Charles Brown sold the property to a physician from Philadelphia in February of 1916 for $13,500. In the Miami Herald article that reported the sale, Charles was quoted as saying that he had no intention of leaving the city because he had investments in the area and has “every confidence in the future of Miami.”
Charles kept his promise and lived his remaining years in the Magic City. He moved to a home located at 4 SE Seventh Street in Brickell and lived there until he passed away on November 27, 1927 at the age of 84. His last home was located where part of Brickell City Center is located today.
Winter Retreat for a Physician (1916 – 1923)
The new owner, Dr. C.V. Harris, purchased the home to be his winter retreat. At the time of the purchase, he said that he and his wife were considering moving to Miami full-time, but had not made any decisions. Based on directory listings and advertisements in local newspapers, it appears that the doctor only resided in the cottage during the winter months, then leased the property during the summer after he and his family returned to Philadelphia.
The Harris family purchased not only the residence, but the furnishings as well which included a fireplace, piano, linens, silver, drapes and a fully furnished social room. The residence was fully equipped to accommodate both its winter resident and summer tenants. During this time, the homeowner and renters maintained the arbor of Bougainvillea at the entranceway to retain the beauty of one of Miami’s earliest residential quarters. However, the value of the lots located along Thirteenth and Fourteenth Streets made it impractical for this section of downtown to remain residential on the eve of the great building boom of the 1920s.
Hotel Alhambra in 1924
At the onset of the 1920s, the area around the Royal Palm Cottage streets were changing dramatically. Where early Miami was a blend of residential and commercial sectors, land value in the 1920s changed the landscape of downtown Miami. On Thirteenth Street, behind Villa Augusta, several of the Royal Palm Cottages were moved and the land was used to build the Columbia Building. This L-shaped building fronted on Thirteenth Street, curved around Avenue C (SE First Avenue), and finished at Fourteenth Street (SE Second Street), to the west and adjacent to Dr. Harris’ home.

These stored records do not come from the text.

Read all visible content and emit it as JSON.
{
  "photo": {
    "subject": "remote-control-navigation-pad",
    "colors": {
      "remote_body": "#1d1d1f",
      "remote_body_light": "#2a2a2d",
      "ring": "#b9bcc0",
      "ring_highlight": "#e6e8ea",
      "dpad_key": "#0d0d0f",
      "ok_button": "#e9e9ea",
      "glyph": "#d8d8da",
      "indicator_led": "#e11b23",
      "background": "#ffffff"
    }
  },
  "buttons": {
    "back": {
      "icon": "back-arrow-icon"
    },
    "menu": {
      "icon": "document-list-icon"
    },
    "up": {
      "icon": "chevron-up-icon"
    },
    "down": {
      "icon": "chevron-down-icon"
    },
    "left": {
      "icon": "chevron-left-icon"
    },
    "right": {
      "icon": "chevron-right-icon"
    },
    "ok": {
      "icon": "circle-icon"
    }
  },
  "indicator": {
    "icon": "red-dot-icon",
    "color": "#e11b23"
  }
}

By the end of 1923, based on frequent ads in the local Miami newspapers, Villa Augusta was relegated to a rooming house. The address of the residence was now 119 SE Second Street, changed when the new street naming system was implemented in 1920. Although no longer referred to as ‘Villa Augusta’, the nine-bedroom rooming house was cycling through short-term guests at low rates leaving the owner the alluring prospect of selling the property for a sizable profit. Dr. Harris finally decided to sell the home in 1923 to a dentist by the name of Dr. David Sheehan. Although a dentist by trade, Sheehan understood that the real money to be made in Miami in the 1920s was in real estate.
After acquiring the property located at 119 SE Second Street, Sheehan razed Villa Augusta and began construction of a new eight-story hotel in March of 1924. On December 20th, the Alhambra Hotel celebrated its formal grand opening. Customary of hotel launch parties during this era, the lobby was decorated with flower bouquets to add elegance to the celebration. One could only ruminate on how the arrangement of flowers from that night compared to the sea of bougainvillea blossoms that once covered the front wall and archway of the hotel’s predecessor, Villa Augusta.Click Here to Subscribe

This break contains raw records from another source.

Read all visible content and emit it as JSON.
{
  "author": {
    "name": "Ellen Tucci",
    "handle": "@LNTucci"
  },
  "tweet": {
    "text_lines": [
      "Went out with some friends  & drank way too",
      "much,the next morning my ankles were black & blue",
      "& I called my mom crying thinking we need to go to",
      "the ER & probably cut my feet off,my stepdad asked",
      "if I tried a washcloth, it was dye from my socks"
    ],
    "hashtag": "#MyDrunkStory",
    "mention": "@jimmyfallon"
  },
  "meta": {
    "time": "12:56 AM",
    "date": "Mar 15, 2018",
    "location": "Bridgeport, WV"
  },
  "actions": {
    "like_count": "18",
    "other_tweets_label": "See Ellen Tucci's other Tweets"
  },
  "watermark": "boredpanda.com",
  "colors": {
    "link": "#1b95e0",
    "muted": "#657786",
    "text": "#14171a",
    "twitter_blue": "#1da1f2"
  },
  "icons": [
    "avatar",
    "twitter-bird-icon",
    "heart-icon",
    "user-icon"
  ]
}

- Cover: Postcard of Villa Augusta. Courtesy of author.
- Figure 1: Portrait of Joseph R. Parrott. Courtesy of Find A Grave website.

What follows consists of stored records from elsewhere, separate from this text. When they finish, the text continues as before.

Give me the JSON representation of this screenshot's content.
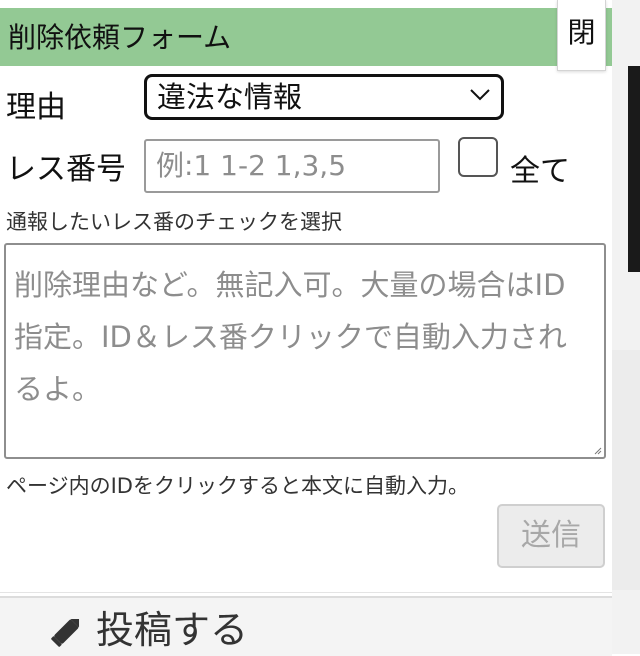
{
  "header": {
    "title": "削除依頼フォーム",
    "close_label": "閉"
  },
  "form": {
    "reason_label": "理由",
    "reason_value": "違法な情報",
    "res_number_label": "レス番号",
    "res_number_placeholder": "例:1 1-2 1,3,5",
    "all_label": "全て",
    "hint_select": "通報したいレス番のチェックを選択",
    "comment_placeholder": "削除理由など。無記入可。大量の場合はID指定。ID＆レス番クリックで自動入力されるよ。",
    "hint_id": "ページ内のIDをクリックすると本文に自動入力。",
    "send_label": "送信"
  },
  "footer": {
    "post_label": "投稿する"
  },
  "icons": {
    "select_arrow": "chevron-down-icon",
    "post": "pencil-icon"
  },
  "colors": {
    "header_bg": "#93c994",
    "send_disabled_text": "#a8a8a8"
  }
}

- Figure 2: Portrait of Charles M. Brown Sr. Courtesy of Miami Metropolis.
- Figure 3: Dade County Furniture Company on July 4, 1905. Courtesy of author.
- Figure 4: Postcard of Fourteenth Street in Downtown Miami. Courtesy of author.
- Figure 5: Villa Augusta Archway. Courtesy of author.